(Component data from apps and pages)
####################
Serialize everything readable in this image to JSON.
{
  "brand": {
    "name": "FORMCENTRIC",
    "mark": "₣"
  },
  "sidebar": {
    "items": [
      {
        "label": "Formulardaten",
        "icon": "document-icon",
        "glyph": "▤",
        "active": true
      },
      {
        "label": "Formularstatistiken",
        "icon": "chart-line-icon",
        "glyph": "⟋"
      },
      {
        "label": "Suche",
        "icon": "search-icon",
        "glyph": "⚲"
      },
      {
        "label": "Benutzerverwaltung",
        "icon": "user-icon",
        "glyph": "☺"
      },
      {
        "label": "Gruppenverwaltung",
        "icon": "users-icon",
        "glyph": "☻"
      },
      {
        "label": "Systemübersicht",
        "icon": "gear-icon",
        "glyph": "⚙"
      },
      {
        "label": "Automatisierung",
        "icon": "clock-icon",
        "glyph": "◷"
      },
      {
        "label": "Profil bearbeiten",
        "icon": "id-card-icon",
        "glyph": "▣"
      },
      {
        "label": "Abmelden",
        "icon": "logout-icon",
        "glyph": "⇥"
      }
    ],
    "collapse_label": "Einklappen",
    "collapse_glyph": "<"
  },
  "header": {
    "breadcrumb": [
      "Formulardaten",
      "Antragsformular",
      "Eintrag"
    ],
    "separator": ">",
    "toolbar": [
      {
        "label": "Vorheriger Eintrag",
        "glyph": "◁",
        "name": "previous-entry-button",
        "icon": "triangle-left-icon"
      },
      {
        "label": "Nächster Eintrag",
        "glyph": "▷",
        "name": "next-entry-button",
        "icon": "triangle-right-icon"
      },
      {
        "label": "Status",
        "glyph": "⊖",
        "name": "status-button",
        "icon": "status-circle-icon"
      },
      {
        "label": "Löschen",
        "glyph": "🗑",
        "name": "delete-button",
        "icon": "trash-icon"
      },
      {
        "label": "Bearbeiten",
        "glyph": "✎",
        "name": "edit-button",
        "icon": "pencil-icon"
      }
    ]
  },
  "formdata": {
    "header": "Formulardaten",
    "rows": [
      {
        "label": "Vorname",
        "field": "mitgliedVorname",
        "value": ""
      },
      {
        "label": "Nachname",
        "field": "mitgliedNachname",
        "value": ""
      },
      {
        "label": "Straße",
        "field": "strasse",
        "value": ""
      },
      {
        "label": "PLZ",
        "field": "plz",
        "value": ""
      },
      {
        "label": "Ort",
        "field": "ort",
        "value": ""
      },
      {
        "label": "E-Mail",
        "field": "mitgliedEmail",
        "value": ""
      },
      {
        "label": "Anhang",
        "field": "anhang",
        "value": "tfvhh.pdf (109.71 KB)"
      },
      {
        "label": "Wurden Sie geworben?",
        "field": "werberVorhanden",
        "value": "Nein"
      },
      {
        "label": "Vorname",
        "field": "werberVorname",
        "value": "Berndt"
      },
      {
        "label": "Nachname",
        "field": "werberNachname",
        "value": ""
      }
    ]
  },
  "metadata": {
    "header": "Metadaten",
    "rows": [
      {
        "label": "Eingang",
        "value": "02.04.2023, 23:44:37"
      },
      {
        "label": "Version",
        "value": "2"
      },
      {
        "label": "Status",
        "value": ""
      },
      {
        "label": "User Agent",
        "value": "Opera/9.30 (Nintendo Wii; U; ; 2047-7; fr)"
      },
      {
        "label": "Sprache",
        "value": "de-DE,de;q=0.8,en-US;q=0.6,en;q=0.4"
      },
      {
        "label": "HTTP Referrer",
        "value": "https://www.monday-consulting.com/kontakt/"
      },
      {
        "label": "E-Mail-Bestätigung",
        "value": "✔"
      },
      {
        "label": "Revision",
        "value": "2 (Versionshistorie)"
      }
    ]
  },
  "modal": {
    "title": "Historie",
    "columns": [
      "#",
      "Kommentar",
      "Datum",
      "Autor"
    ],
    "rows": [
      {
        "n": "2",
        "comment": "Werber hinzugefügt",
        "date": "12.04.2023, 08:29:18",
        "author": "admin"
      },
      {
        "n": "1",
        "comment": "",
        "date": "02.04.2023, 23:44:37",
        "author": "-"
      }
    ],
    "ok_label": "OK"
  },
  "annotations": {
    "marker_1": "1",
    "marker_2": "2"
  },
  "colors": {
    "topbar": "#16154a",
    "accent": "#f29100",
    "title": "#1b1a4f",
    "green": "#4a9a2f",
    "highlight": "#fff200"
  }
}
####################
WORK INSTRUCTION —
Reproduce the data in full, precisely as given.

RESPONSE BOX —
Serialize everything readable in this image to JSON.
{
  "brand": {
    "name": "FORMCENTRIC",
    "mark": "₣"
  },
  "sidebar": {
    "items": [
      {
        "label": "Formulardaten",
        "icon": "document-icon",
        "glyph": "▤",
        "active": true
      },
      {
        "label": "Formularstatistiken",
        "icon": "chart-line-icon",
        "glyph": "⟋"
      },
      {
        "label": "Suche",
        "icon": "search-icon",
        "glyph": "⚲"
      },
      {
        "label": "Benutzerverwaltung",
        "icon": "user-icon",
        "glyph": "☺"
      },
      {
        "label": "Gruppenverwaltung",
        "icon": "users-icon",
        "glyph": "☻"
      },
      {
        "label": "Systemübersicht",
        "icon": "gear-icon",
        "glyph": "⚙"
      },
      {
        "label": "Automatisierung",
        "icon": "clock-icon",
        "glyph": "◷"
      },
      {
        "label": "Profil bearbeiten",
        "icon": "id-card-icon",
        "glyph": "▣"
      },
      {
        "label": "Abmelden",
        "icon": "logout-icon",
        "glyph": "⇥"
      }
    ],
    "collapse_label": "Einklappen",
    "collapse_glyph": "<"
  },
  "header": {
    "breadcrumb": [
      "Formulardaten",
      "Antragsformular",
      "Eintrag"
    ],
    "separator": ">",
    "toolbar": [
      {
        "label": "Vorheriger Eintrag",
        "glyph": "◁",
        "name": "previous-entry-button",
        "icon": "triangle-left-icon"
      },
      {
        "label": "Nächster Eintrag",
        "glyph": "▷",
        "name": "next-entry-button",
        "icon": "triangle-right-icon"
      },
      {
        "label": "Status",
        "glyph": "⊖",
        "name": "status-button",
        "icon": "status-circle-icon"
      },
      {
        "label": "Löschen",
        "glyph": "🗑",
        "name": "delete-button",
        "icon": "trash-icon"
      },
      {
        "label": "Bearbeiten",
        "glyph": "✎",
        "name": "edit-button",
        "icon": "pencil-icon"
      }
    ]
  },
  "formdata": {
    "header": "Formulardaten",
    "rows": [
      {
        "label": "Vorname",
        "field": "mitgliedVorname",
        "value": ""
      },
      {
        "label": "Nachname",
        "field": "mitgliedNachname",
        "value": ""
      },
      {
        "label": "Straße",
        "field": "strasse",
        "value": ""
      },
      {
        "label": "PLZ",
        "field": "plz",
        "value": ""
      },
      {
        "label": "Ort",
        "field": "ort",
        "value": ""
      },
      {
        "label": "E-Mail",
        "field": "mitgliedEmail",
        "value": ""
      },
      {
        "label": "Anhang",
        "field": "anhang",
        "value": "tfvhh.pdf (109.71 KB)"
      },
      {
        "label": "Wurden Sie geworben?",
        "field": "werberVorhanden",
        "value": "Nein"
      },
      {
        "label": "Vorname",
        "field": "werberVorname",
        "value": "Berndt"
      },
      {
        "label": "Nachname",
        "field": "werberNachname",
        "value": ""
      }
    ]
  },
  "metadata": {
    "header": "Metadaten",
    "rows": [
      {
        "label": "Eingang",
        "value": "02.04.2023, 23:44:37"
      },
      {
        "label": "Version",
        "value": "2"
      },
      {
        "label": "Status",
        "value": ""
      },
      {
        "label": "User Agent",
        "value": "Opera/9.30 (Nintendo Wii; U; ; 2047-7; fr)"
      },
      {
        "label": "Sprache",
        "value": "de-DE,de;q=0.8,en-US;q=0.6,en;q=0.4"
      },
      {
        "label": "HTTP Referrer",
        "value": "https://www.monday-consulting.com/kontakt/"
      },
      {
        "label": "E-Mail-Bestätigung",
        "value": "✔"
      },
      {
        "label": "Revision",
        "value": "2 (Versionshistorie)"
      }
    ]
  },
  "modal": {
    "title": "Historie",
    "columns": [
      "#",
      "Kommentar",
      "Datum",
      "Autor"
    ],
    "rows": [
      {
        "n": "2",
        "comment": "Werber hinzugefügt",
        "date": "12.04.2023, 08:29:18",
        "author": "admin"
      },
      {
        "n": "1",
        "comment": "",
        "date": "02.04.2023, 23:44:37",
        "author": "-"
      }
    ],
    "ok_label": "OK"
  },
  "annotations": {
    "marker_1": "1",
    "marker_2": "2"
  },
  "colors": {
    "topbar": "#16154a",
    "accent": "#f29100",
    "title": "#1b1a4f",
    "green": "#4a9a2f",
    "highlight": "#fff200"
  }
}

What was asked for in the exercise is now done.